The problem is, it's also a title which is so ridiculously uncreative that it will promptly blend in with all of the other Encounters and Gambits and Maneuvers you've read about, and as a writer, that's definitely not the impression you want to create.  Memorable titles are short, pithy, and intriguing.  I tend to like metaphorical titles -- ones which provoke curiosity ("What on earth could that be referring to?") coupled with an "Aha!" moment when you read the story and actually figure it out.

As some examples, here are some of my favorite titles I've run across:
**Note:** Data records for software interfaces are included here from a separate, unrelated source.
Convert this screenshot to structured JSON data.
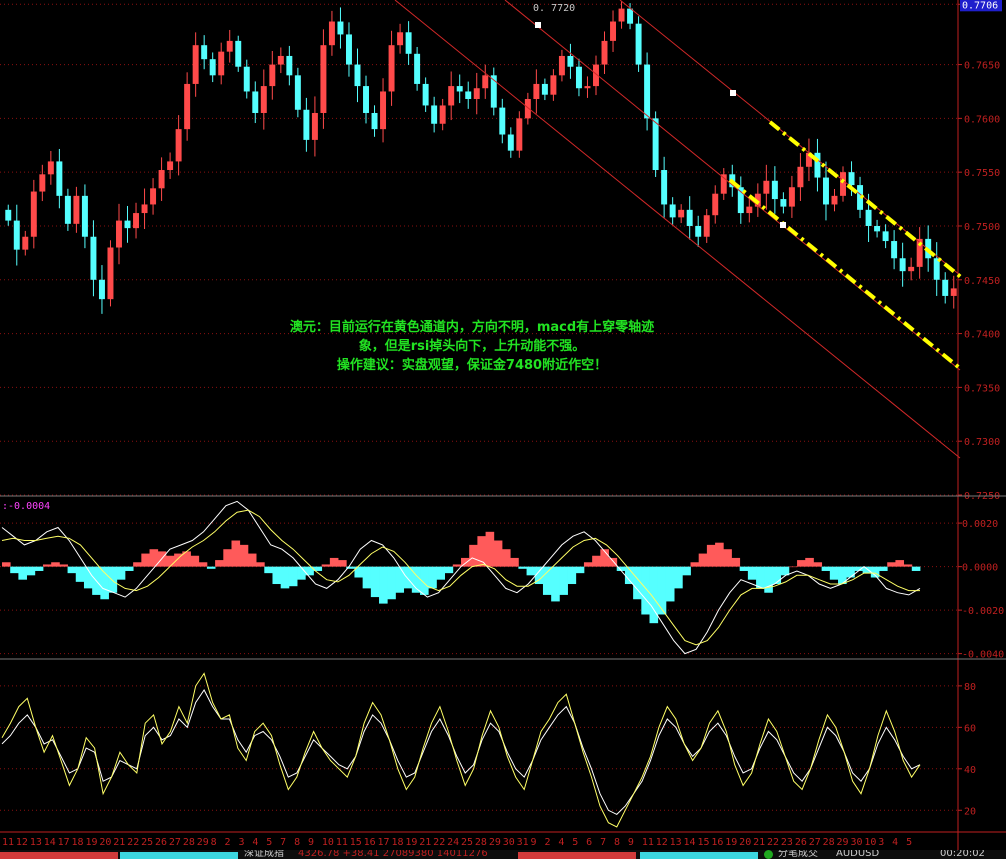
{
  "chart_data": [
    {
      "type": "candlestick",
      "title": "AUDUSD",
      "price_axis_ticks": [
        "0.7706",
        "0.7650",
        "0.7600",
        "0.7550",
        "0.7500",
        "0.7450",
        "0.7400",
        "0.7350",
        "0.7300",
        "0.7250"
      ],
      "price_axis_values": [
        0.7706,
        0.765,
        0.76,
        0.755,
        0.75,
        0.745,
        0.74,
        0.735,
        0.73,
        0.725
      ],
      "current_price_label": "0.7706",
      "high_marker_label": "0. 7720",
      "ylim": [
        0.725,
        0.771
      ],
      "close_series": [
        0.7505,
        0.7478,
        0.749,
        0.7532,
        0.7548,
        0.756,
        0.7528,
        0.7502,
        0.7528,
        0.749,
        0.745,
        0.7432,
        0.748,
        0.7505,
        0.7498,
        0.7512,
        0.752,
        0.7535,
        0.7552,
        0.756,
        0.759,
        0.7632,
        0.7668,
        0.7655,
        0.764,
        0.7662,
        0.7672,
        0.7648,
        0.7625,
        0.7605,
        0.763,
        0.765,
        0.7658,
        0.764,
        0.7608,
        0.758,
        0.7605,
        0.7668,
        0.769,
        0.7678,
        0.765,
        0.763,
        0.7605,
        0.759,
        0.7625,
        0.7668,
        0.768,
        0.766,
        0.7632,
        0.7612,
        0.7595,
        0.7612,
        0.763,
        0.7625,
        0.7618,
        0.7628,
        0.764,
        0.761,
        0.7585,
        0.757,
        0.76,
        0.7618,
        0.7632,
        0.7622,
        0.764,
        0.7658,
        0.7648,
        0.7628,
        0.763,
        0.765,
        0.7672,
        0.769,
        0.7702,
        0.7688,
        0.765,
        0.76,
        0.7552,
        0.752,
        0.7508,
        0.7515,
        0.75,
        0.749,
        0.751,
        0.753,
        0.7548,
        0.7536,
        0.7512,
        0.7518,
        0.753,
        0.7542,
        0.7525,
        0.7518,
        0.7536,
        0.7555,
        0.7568,
        0.7545,
        0.752,
        0.7528,
        0.755,
        0.7538,
        0.7515,
        0.75,
        0.7495,
        0.7486,
        0.747,
        0.7458,
        0.7462,
        0.7488,
        0.747,
        0.745,
        0.7435,
        0.7442
      ],
      "channel_lines": "two red regression channels; yellow dash-dot channel"
    },
    {
      "type": "line",
      "name": "MACD",
      "header_label": ":-0.0004",
      "ticks": [
        "0.0020",
        "0.0000",
        "-0.0020",
        "-0.0040"
      ],
      "tick_values": [
        0.002,
        0.0,
        -0.002,
        -0.004
      ],
      "ylim": [
        -0.0042,
        0.0032
      ],
      "histogram_note": "red above zero, cyan below zero",
      "histogram": [
        0.0002,
        -0.0003,
        -0.0006,
        -0.0004,
        -0.0002,
        0.0001,
        0.0002,
        0.0001,
        -0.0003,
        -0.0007,
        -0.001,
        -0.0013,
        -0.0015,
        -0.0012,
        -0.0006,
        -0.0002,
        0.0002,
        0.0006,
        0.0008,
        0.0007,
        0.0005,
        0.0006,
        0.0007,
        0.0005,
        0.0002,
        -0.0001,
        0.0003,
        0.0008,
        0.0012,
        0.001,
        0.0006,
        0.0002,
        -0.0003,
        -0.0008,
        -0.001,
        -0.0009,
        -0.0006,
        -0.0004,
        -0.0002,
        0.0001,
        0.0004,
        0.0003,
        -0.0001,
        -0.0005,
        -0.001,
        -0.0014,
        -0.0017,
        -0.0015,
        -0.0012,
        -0.001,
        -0.0012,
        -0.0013,
        -0.001,
        -0.0006,
        -0.0003,
        0.0001,
        0.0004,
        0.001,
        0.0014,
        0.0016,
        0.0012,
        0.0008,
        0.0004,
        -0.0001,
        -0.0004,
        -0.0008,
        -0.0013,
        -0.0016,
        -0.0013,
        -0.0008,
        -0.0003,
        0.0002,
        0.0005,
        0.0008,
        0.0004,
        -0.0002,
        -0.0008,
        -0.0015,
        -0.0022,
        -0.0026,
        -0.0022,
        -0.0016,
        -0.001,
        -0.0004,
        0.0002,
        0.0006,
        0.001,
        0.0011,
        0.0008,
        0.0004,
        -0.0002,
        -0.0006,
        -0.001,
        -0.0012,
        -0.0008,
        -0.0004,
        0.0,
        0.0003,
        0.0004,
        0.0002,
        -0.0002,
        -0.0006,
        -0.0008,
        -0.0005,
        -0.0002,
        -0.0003,
        -0.0005,
        -0.0002,
        0.0002,
        0.0003,
        0.0001,
        -0.0002
      ],
      "dif": [
        0.0018,
        0.0014,
        0.001,
        0.0012,
        0.0016,
        0.0018,
        0.0012,
        0.0004,
        -0.0004,
        -0.001,
        -0.0012,
        -0.0014,
        -0.001,
        -0.0004,
        0.0002,
        0.0008,
        0.001,
        0.0012,
        0.0016,
        0.0022,
        0.0028,
        0.003,
        0.0026,
        0.0018,
        0.001,
        0.0008,
        0.0004,
        -0.0002,
        -0.0008,
        -0.001,
        -0.0006,
        0.0,
        0.0008,
        0.0012,
        0.001,
        0.0004,
        -0.0004,
        -0.001,
        -0.0014,
        -0.0012,
        -0.0006,
        0.0,
        0.0004,
        0.0002,
        -0.0004,
        -0.001,
        -0.0012,
        -0.0008,
        -0.0002,
        0.0004,
        0.001,
        0.0014,
        0.0016,
        0.0012,
        0.0006,
        0.0,
        -0.0006,
        -0.0012,
        -0.0018,
        -0.0026,
        -0.0034,
        -0.004,
        -0.0038,
        -0.003,
        -0.002,
        -0.0012,
        -0.0006,
        -0.0008,
        -0.001,
        -0.0008,
        -0.0004,
        -0.0002,
        -0.0004,
        -0.0008,
        -0.001,
        -0.0008,
        -0.0004,
        0.0,
        -0.0004,
        -0.001,
        -0.0012,
        -0.0013,
        -0.001
      ],
      "dea": [
        0.0012,
        0.0013,
        0.0012,
        0.0012,
        0.0013,
        0.0014,
        0.0013,
        0.001,
        0.0004,
        -0.0002,
        -0.0007,
        -0.001,
        -0.0011,
        -0.0009,
        -0.0005,
        0.0,
        0.0005,
        0.0009,
        0.0012,
        0.0016,
        0.0021,
        0.0025,
        0.0026,
        0.0023,
        0.0017,
        0.0012,
        0.0008,
        0.0003,
        -0.0002,
        -0.0006,
        -0.0007,
        -0.0004,
        0.0001,
        0.0006,
        0.0009,
        0.0007,
        0.0002,
        -0.0004,
        -0.0009,
        -0.0011,
        -0.0009,
        -0.0004,
        0.0,
        0.0001,
        -0.0001,
        -0.0006,
        -0.0009,
        -0.0009,
        -0.0006,
        -0.0001,
        0.0004,
        0.0009,
        0.0012,
        0.0013,
        0.001,
        0.0005,
        -0.0001,
        -0.0007,
        -0.0013,
        -0.002,
        -0.0027,
        -0.0034,
        -0.0036,
        -0.0034,
        -0.0028,
        -0.002,
        -0.0013,
        -0.001,
        -0.001,
        -0.0009,
        -0.0007,
        -0.0004,
        -0.0004,
        -0.0006,
        -0.0008,
        -0.0008,
        -0.0006,
        -0.0003,
        -0.0003,
        -0.0006,
        -0.0009,
        -0.0011,
        -0.0011
      ]
    },
    {
      "type": "line",
      "name": "RSI",
      "ticks": [
        "80",
        "60",
        "40",
        "20"
      ],
      "tick_values": [
        80,
        60,
        40,
        20
      ],
      "ylim": [
        10,
        92
      ],
      "rsi_fast": [
        55,
        62,
        70,
        74,
        60,
        48,
        56,
        44,
        32,
        40,
        55,
        50,
        28,
        36,
        48,
        42,
        38,
        62,
        66,
        52,
        58,
        70,
        62,
        80,
        86,
        72,
        64,
        66,
        50,
        44,
        58,
        62,
        56,
        42,
        30,
        36,
        48,
        58,
        50,
        44,
        40,
        36,
        46,
        62,
        72,
        66,
        54,
        40,
        30,
        36,
        50,
        62,
        70,
        58,
        44,
        32,
        40,
        56,
        68,
        60,
        46,
        36,
        30,
        44,
        58,
        64,
        72,
        76,
        62,
        48,
        36,
        22,
        14,
        12,
        20,
        28,
        36,
        46,
        60,
        70,
        64,
        52,
        44,
        50,
        62,
        68,
        58,
        42,
        32,
        38,
        52,
        64,
        58,
        46,
        34,
        30,
        40,
        54,
        66,
        60,
        48,
        34,
        28,
        40,
        56,
        68,
        58,
        44,
        36,
        42
      ],
      "rsi_slow": [
        52,
        56,
        62,
        66,
        60,
        52,
        54,
        46,
        38,
        40,
        50,
        48,
        34,
        36,
        44,
        42,
        40,
        56,
        60,
        54,
        56,
        64,
        60,
        72,
        78,
        70,
        64,
        64,
        54,
        48,
        56,
        58,
        54,
        46,
        36,
        38,
        46,
        54,
        50,
        46,
        42,
        40,
        46,
        58,
        66,
        62,
        54,
        44,
        36,
        38,
        48,
        58,
        64,
        56,
        46,
        38,
        42,
        54,
        62,
        58,
        48,
        40,
        36,
        44,
        54,
        60,
        66,
        70,
        62,
        50,
        40,
        28,
        20,
        18,
        22,
        28,
        34,
        44,
        56,
        64,
        60,
        52,
        46,
        50,
        58,
        62,
        56,
        46,
        38,
        40,
        50,
        58,
        54,
        46,
        38,
        34,
        40,
        50,
        60,
        56,
        48,
        38,
        34,
        40,
        52,
        60,
        54,
        46,
        40,
        42
      ]
    }
  ],
  "annotation": {
    "line1": "澳元：目前运行在黄色通道内，方向不明，macd有上穿零轴迹",
    "line2": "象，但是rsi掉头向下，上升动能不强。",
    "line3": "操作建议：实盘观望，保证金7480附近作空！"
  },
  "date_axis": {
    "labels": [
      "11",
      "12",
      "13",
      "14",
      "17",
      "18",
      "19",
      "20",
      "21",
      "22",
      "25",
      "26",
      "27",
      "28",
      "29",
      "8",
      "2",
      "3",
      "4",
      "5",
      "7",
      "8",
      "9",
      "10",
      "11",
      "15",
      "16",
      "17",
      "18",
      "19",
      "21",
      "22",
      "24",
      "25",
      "28",
      "29",
      "30",
      "31",
      "9",
      "2",
      "4",
      "5",
      "6",
      "7",
      "8",
      "9",
      "11",
      "12",
      "13",
      "14",
      "15",
      "16",
      "19",
      "20",
      "21",
      "22",
      "23",
      "26",
      "27",
      "28",
      "29",
      "30",
      "10",
      "3",
      "4",
      "5"
    ]
  },
  "status_bar": {
    "index_label": "深证成指",
    "index_values": "4326.78 +38.41 27089380 14011276",
    "market_label": "分笔成交",
    "symbol": "AUDUSD",
    "time": "00:20:02"
  },
  "colors": {
    "background": "#000000",
    "axis_red": "#c02020",
    "grid_red": "#8a1010",
    "bull_candle": "#ff4a4a",
    "bear_candle": "#55ffff",
    "channel_yellow": "#ffff00",
    "annotation_green": "#22e322",
    "macd_pos": "#ff5a5a",
    "macd_neg": "#55ffff",
    "line_white": "#ffffff",
    "line_yellow": "#ffff66",
    "current_price_bg": "#1f1fcc"
  }
}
All Hallow's Eve (Charles Williams)
A Murder is Announced (Agatha Christie)
The Lathe of Heaven (Ursula LeGuin)
The Eyes of the Amaryllis (Natalie Babbitt)
Among the Dolls (William Sleator)
Everything is Illuminated (Jonathan Safran Foer) - and interestingly, I didn't particularly like this book.
Something Wicked This Way Comes (Ray Bradbury)
Midnight in the Garden of Good and Evil (John Berendt)
Things Fall Apart (Chinua Achebe)
Their Eyes Were Watching God (Zora Neale Hurston)
The Girl Who Loved Tom Gordon (Stephen King)
The Stupidest Angel (Christopher Moore)
Going Postal (Terry Pratchett)
Wolves in the Walls (Neil Gaiman)

And a few that I think are terrible:

O, Whistle and I'll Come To You, My Lad (M. R. James) - a brilliant, and terrifying, short story with a title that's way too long and cumbersome.
A Wind in the Door (Madeleine l'Engle) - an intriguing title, but what the hell is the relevance?  At the end of the story, a door blows shut, for no apparent reason, and we're supposed to raise an eyebrow and say, "Ahhhh, now I see?"
Brandy of the Damned (Colin Wilson) - oh, come on.  I doubt the damned will get brandy, frankly.
Postern of Fate (Agatha Christie) - my opinion may be colored by the fact that I think this is far and away the worst book she ever wrote -- rambling, incoherent, with long passages of supposed-to-be-witty repartee, and after reading it I still have no clue why the title is relevant to the plot.
The Island of the Sequined Love Nun (Christopher Moore) - okay, I know Moore was trying to give it a campy title, and it's actually an awesome book - but the title is just goofy.

So, anyway, that gives you an idea of what I shoot for, with titles.  Here are the titles of my published work, all available at Amazon and Barnes&Noble (c'mon, allow me my moment of shameless self-promotion).  I'll leave it to you to decide if my titles are intriguing or dreadful.

Kári the Lucky
The Hand of the Hunter
We All Fall Down
The Conduit
Adam's Fall
Behind the Frame
House of Mirrors

1 comment:

  1. I like them. They're short and powerful. I like The Hand of the Hunter and Periphery best :-)